■ **Task description**:
Retype the data that follows, keeping every character the same.

■ **Extracted material**:
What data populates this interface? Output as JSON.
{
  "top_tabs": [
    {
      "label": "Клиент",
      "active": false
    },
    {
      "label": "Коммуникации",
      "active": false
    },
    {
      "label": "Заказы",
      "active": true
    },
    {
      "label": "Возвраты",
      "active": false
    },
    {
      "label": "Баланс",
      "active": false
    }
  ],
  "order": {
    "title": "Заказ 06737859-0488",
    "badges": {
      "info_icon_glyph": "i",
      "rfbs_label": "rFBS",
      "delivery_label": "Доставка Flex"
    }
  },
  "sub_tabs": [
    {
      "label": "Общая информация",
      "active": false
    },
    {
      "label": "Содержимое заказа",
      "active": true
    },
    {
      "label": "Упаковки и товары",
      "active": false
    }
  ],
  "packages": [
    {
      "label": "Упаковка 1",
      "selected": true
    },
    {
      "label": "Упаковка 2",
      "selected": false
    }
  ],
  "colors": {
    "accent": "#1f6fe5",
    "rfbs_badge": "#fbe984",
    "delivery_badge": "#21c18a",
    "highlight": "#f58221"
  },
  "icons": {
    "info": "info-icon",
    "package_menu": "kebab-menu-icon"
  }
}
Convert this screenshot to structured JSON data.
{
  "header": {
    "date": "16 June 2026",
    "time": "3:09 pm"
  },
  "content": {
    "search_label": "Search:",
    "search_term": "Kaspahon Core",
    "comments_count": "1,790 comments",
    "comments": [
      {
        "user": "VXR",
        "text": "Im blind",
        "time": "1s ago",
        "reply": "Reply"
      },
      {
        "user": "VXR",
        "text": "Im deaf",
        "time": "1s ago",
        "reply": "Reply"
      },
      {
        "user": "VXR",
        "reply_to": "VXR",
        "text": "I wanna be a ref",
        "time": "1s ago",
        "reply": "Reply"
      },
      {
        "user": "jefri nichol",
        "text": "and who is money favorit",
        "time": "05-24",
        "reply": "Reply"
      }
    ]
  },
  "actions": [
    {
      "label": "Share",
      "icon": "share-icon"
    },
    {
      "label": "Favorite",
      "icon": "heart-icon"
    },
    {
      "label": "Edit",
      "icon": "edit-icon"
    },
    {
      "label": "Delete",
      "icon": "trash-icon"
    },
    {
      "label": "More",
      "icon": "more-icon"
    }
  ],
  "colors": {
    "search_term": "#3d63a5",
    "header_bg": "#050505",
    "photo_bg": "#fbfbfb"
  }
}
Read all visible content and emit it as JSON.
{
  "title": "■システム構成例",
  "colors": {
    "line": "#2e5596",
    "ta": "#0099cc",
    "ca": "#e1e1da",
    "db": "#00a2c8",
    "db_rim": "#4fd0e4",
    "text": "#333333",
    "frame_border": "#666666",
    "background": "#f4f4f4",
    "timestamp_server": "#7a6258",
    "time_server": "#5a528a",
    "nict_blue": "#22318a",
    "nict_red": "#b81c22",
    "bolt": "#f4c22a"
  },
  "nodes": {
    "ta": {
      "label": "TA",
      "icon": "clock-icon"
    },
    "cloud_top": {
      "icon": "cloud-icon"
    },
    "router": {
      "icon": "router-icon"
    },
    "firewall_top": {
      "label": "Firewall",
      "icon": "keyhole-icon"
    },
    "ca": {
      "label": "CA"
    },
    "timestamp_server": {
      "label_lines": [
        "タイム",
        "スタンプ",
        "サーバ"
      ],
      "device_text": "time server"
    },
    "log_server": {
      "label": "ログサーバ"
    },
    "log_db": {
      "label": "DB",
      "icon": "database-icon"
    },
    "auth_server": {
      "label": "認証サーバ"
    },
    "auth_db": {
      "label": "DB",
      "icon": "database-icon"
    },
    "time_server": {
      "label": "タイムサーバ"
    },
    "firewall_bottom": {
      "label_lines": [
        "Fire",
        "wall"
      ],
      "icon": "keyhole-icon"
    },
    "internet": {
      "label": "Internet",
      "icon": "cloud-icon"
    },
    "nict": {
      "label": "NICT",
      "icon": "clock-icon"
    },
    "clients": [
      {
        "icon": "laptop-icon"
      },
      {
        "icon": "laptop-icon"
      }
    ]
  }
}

■ **Written solution**:
What data populates this interface? Output as JSON.
{
  "top_tabs": [
    {
      "label": "Клиент",
      "active": false
    },
    {
      "label": "Коммуникации",
      "active": false
    },
    {
      "label": "Заказы",
      "active": true
    },
    {
      "label": "Возвраты",
      "active": false
    },
    {
      "label": "Баланс",
      "active": false
    }
  ],
  "order": {
    "title": "Заказ 06737859-0488",
    "badges": {
      "info_icon_glyph": "i",
      "rfbs_label": "rFBS",
      "delivery_label": "Доставка Flex"
    }
  },
  "sub_tabs": [
    {
      "label": "Общая информация",
      "active": false
    },
    {
      "label": "Содержимое заказа",
      "active": true
    },
    {
      "label": "Упаковки и товары",
      "active": false
    }
  ],
  "packages": [
    {
      "label": "Упаковка 1",
      "selected": true
    },
    {
      "label": "Упаковка 2",
      "selected": false
    }
  ],
  "colors": {
    "accent": "#1f6fe5",
    "rfbs_badge": "#fbe984",
    "delivery_badge": "#21c18a",
    "highlight": "#f58221"
  },
  "icons": {
    "info": "info-icon",
    "package_menu": "kebab-menu-icon"
  }
}
Convert this screenshot to structured JSON data.
{
  "header": {
    "date": "16 June 2026",
    "time": "3:09 pm"
  },
  "content": {
    "search_label": "Search:",
    "search_term": "Kaspahon Core",
    "comments_count": "1,790 comments",
    "comments": [
      {
        "user": "VXR",
        "text": "Im blind",
        "time": "1s ago",
        "reply": "Reply"
      },
      {
        "user": "VXR",
        "text": "Im deaf",
        "time": "1s ago",
        "reply": "Reply"
      },
      {
        "user": "VXR",
        "reply_to": "VXR",
        "text": "I wanna be a ref",
        "time": "1s ago",
        "reply": "Reply"
      },
      {
        "user": "jefri nichol",
        "text": "and who is money favorit",
        "time": "05-24",
        "reply": "Reply"
      }
    ]
  },
  "actions": [
    {
      "label": "Share",
      "icon": "share-icon"
    },
    {
      "label": "Favorite",
      "icon": "heart-icon"
    },
    {
      "label": "Edit",
      "icon": "edit-icon"
    },
    {
      "label": "Delete",
      "icon": "trash-icon"
    },
    {
      "label": "More",
      "icon": "more-icon"
    }
  ],
  "colors": {
    "search_term": "#3d63a5",
    "header_bg": "#050505",
    "photo_bg": "#fbfbfb"
  }
}
Read all visible content and emit it as JSON.
{
  "title": "■システム構成例",
  "colors": {
    "line": "#2e5596",
    "ta": "#0099cc",
    "ca": "#e1e1da",
    "db": "#00a2c8",
    "db_rim": "#4fd0e4",
    "text": "#333333",
    "frame_border": "#666666",
    "background": "#f4f4f4",
    "timestamp_server": "#7a6258",
    "time_server": "#5a528a",
    "nict_blue": "#22318a",
    "nict_red": "#b81c22",
    "bolt": "#f4c22a"
  },
  "nodes": {
    "ta": {
      "label": "TA",
      "icon": "clock-icon"
    },
    "cloud_top": {
      "icon": "cloud-icon"
    },
    "router": {
      "icon": "router-icon"
    },
    "firewall_top": {
      "label": "Firewall",
      "icon": "keyhole-icon"
    },
    "ca": {
      "label": "CA"
    },
    "timestamp_server": {
      "label_lines": [
        "タイム",
        "スタンプ",
        "サーバ"
      ],
      "device_text": "time server"
    },
    "log_server": {
      "label": "ログサーバ"
    },
    "log_db": {
      "label": "DB",
      "icon": "database-icon"
    },
    "auth_server": {
      "label": "認証サーバ"
    },
    "auth_db": {
      "label": "DB",
      "icon": "database-icon"
    },
    "time_server": {
      "label": "タイムサーバ"
    },
    "firewall_bottom": {
      "label_lines": [
        "Fire",
        "wall"
      ],
      "icon": "keyhole-icon"
    },
    "internet": {
      "label": "Internet",
      "icon": "cloud-icon"
    },
    "nict": {
      "label": "NICT",
      "icon": "clock-icon"
    },
    "clients": [
      {
        "icon": "laptop-icon"
      },
      {
        "icon": "laptop-icon"
      }
    ]
  }
}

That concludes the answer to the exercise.